During the 2019–20 school year, Gaggle flagged 64,000 references to suicide or self-harm in students’ online activity. Students may turn to cutting, a form of self-harm, as a way to release their pain and emotions. Teenage cutting is quite common in today’s world and is often used for relief, self-expression, or as a response to trauma, such as abuse.
Watch the webinar from our Student Wellness Series to hear Dr. Lisa Strohman, an expert on student mental health and the founder of Digital Citizen Academy, discuss cutting, a destructive habit that involves self-injury and self-harm. During the webinar, Dr. Strohman details reasons why students cut, the various triggers, and how educators can help.
A psychologist, attorney, author, and mother, Dr. Lisa Strohman established Digital Citizen Academy to help keep families safe from online dangers. Her background working as a visiting scholar with the profiling unit at the FBI during one of the most tragic school shootings in the U.S. helped create her passion to help proactively prevent and educate students, educators, and parents on issues related to technology.
Machine learning technology flags potentially harmful content and images in students’ school-issued email and online file storage accounts.
(G Suite, Office 365, and Canvas)
An in-house team of trained safety professionals work 24/7/365 to evaluate flagged content for false positives, categorize incidents, and determine their severity.

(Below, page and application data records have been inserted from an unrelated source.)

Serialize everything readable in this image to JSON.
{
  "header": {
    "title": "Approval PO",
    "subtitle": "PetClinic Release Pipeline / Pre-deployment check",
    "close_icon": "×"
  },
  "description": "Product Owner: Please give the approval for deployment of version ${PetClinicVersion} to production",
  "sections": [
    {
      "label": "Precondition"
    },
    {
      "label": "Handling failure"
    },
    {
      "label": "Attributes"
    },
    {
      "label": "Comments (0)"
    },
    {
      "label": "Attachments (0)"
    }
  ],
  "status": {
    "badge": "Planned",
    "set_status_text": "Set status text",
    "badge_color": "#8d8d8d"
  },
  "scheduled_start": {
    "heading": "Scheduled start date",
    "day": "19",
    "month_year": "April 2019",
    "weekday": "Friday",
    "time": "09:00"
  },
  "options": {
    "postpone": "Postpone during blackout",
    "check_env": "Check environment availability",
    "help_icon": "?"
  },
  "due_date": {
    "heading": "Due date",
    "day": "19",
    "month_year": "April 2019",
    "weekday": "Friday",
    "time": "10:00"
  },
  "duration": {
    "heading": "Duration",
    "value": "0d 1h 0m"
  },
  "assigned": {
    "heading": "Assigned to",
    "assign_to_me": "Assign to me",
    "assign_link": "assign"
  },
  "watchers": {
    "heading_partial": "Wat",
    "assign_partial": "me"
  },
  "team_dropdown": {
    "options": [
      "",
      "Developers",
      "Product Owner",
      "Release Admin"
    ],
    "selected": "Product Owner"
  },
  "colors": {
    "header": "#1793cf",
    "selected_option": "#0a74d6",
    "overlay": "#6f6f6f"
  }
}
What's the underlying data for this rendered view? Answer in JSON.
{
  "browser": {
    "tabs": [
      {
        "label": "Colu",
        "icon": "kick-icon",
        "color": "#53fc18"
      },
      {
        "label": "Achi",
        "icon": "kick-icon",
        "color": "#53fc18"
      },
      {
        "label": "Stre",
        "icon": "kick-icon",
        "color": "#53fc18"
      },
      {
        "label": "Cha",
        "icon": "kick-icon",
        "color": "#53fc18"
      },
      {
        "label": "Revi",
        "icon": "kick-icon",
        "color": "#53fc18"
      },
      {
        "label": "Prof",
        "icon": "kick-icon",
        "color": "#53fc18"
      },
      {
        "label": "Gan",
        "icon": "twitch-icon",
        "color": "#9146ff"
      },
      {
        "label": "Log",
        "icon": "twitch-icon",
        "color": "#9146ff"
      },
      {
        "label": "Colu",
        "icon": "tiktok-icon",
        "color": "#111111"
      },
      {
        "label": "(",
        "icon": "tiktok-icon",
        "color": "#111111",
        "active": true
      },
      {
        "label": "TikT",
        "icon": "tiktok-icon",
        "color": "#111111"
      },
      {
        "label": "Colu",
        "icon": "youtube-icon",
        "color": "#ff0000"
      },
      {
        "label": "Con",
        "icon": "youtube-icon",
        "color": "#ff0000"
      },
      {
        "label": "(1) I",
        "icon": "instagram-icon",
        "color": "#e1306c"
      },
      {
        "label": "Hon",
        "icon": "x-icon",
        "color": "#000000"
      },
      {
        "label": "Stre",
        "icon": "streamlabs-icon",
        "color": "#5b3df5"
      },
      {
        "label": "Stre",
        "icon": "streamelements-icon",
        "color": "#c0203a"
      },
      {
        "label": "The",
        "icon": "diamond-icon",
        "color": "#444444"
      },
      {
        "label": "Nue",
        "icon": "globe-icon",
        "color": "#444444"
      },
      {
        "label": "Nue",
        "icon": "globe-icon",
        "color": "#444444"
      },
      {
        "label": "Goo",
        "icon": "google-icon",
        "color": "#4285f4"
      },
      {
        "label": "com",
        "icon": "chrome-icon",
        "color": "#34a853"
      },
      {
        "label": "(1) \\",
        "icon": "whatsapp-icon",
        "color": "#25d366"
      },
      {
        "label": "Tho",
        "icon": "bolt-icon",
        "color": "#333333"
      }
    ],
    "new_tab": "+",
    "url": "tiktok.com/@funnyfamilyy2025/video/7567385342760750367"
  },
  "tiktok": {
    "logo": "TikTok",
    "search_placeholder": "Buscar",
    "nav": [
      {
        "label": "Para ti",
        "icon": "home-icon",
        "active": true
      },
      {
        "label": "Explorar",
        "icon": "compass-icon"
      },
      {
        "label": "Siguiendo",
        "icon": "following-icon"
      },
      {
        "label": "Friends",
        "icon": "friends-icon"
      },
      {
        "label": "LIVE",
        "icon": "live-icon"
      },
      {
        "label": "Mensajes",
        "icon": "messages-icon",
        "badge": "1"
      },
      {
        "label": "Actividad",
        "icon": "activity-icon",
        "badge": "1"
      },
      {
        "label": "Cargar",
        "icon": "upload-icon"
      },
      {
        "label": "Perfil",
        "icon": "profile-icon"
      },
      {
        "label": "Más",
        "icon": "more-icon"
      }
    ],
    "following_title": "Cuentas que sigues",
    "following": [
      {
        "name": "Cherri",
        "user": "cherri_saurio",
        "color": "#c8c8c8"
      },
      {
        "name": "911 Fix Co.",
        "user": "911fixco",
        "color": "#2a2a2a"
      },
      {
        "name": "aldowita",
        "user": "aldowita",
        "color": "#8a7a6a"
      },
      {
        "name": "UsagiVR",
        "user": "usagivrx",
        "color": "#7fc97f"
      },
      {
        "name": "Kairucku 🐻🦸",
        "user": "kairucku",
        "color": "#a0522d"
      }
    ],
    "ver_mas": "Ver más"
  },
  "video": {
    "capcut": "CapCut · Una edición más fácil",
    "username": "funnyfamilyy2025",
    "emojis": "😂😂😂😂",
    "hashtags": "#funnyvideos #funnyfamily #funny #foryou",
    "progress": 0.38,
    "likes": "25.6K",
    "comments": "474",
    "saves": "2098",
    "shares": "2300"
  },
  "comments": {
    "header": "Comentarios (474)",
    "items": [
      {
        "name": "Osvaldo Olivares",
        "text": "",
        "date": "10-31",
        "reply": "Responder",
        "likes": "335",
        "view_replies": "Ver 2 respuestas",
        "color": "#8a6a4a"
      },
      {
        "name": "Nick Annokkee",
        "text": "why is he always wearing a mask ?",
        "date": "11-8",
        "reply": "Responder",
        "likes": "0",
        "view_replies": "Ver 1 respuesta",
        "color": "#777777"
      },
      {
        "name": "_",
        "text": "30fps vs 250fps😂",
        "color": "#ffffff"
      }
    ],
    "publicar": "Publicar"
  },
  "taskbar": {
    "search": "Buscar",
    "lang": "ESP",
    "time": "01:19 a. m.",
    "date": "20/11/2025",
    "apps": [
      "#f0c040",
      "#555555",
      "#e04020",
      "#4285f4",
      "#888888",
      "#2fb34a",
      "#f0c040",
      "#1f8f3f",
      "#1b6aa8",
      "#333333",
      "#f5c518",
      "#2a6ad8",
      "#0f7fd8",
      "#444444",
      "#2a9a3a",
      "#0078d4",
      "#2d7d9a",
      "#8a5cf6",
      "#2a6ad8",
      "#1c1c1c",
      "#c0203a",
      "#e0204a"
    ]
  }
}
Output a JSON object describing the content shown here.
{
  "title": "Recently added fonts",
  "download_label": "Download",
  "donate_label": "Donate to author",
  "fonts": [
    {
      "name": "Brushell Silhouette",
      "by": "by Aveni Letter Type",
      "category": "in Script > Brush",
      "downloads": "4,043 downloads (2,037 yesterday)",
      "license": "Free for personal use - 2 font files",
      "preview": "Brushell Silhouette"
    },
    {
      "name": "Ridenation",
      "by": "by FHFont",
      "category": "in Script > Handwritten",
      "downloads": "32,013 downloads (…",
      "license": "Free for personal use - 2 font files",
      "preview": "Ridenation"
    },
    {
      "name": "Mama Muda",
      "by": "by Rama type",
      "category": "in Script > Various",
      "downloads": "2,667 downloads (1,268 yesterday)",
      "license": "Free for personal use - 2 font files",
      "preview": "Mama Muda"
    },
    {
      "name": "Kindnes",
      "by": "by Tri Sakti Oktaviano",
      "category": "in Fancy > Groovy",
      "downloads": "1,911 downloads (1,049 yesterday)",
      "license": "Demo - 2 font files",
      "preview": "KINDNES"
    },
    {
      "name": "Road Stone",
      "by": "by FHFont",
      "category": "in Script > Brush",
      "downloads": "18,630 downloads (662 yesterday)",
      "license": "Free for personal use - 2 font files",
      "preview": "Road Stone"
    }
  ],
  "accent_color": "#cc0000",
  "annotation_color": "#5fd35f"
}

Gaggle intercepts harmful content and alerts administrators based on severity. In imminent situations, district-appointed contacts are notified immediately, even after standard business hours.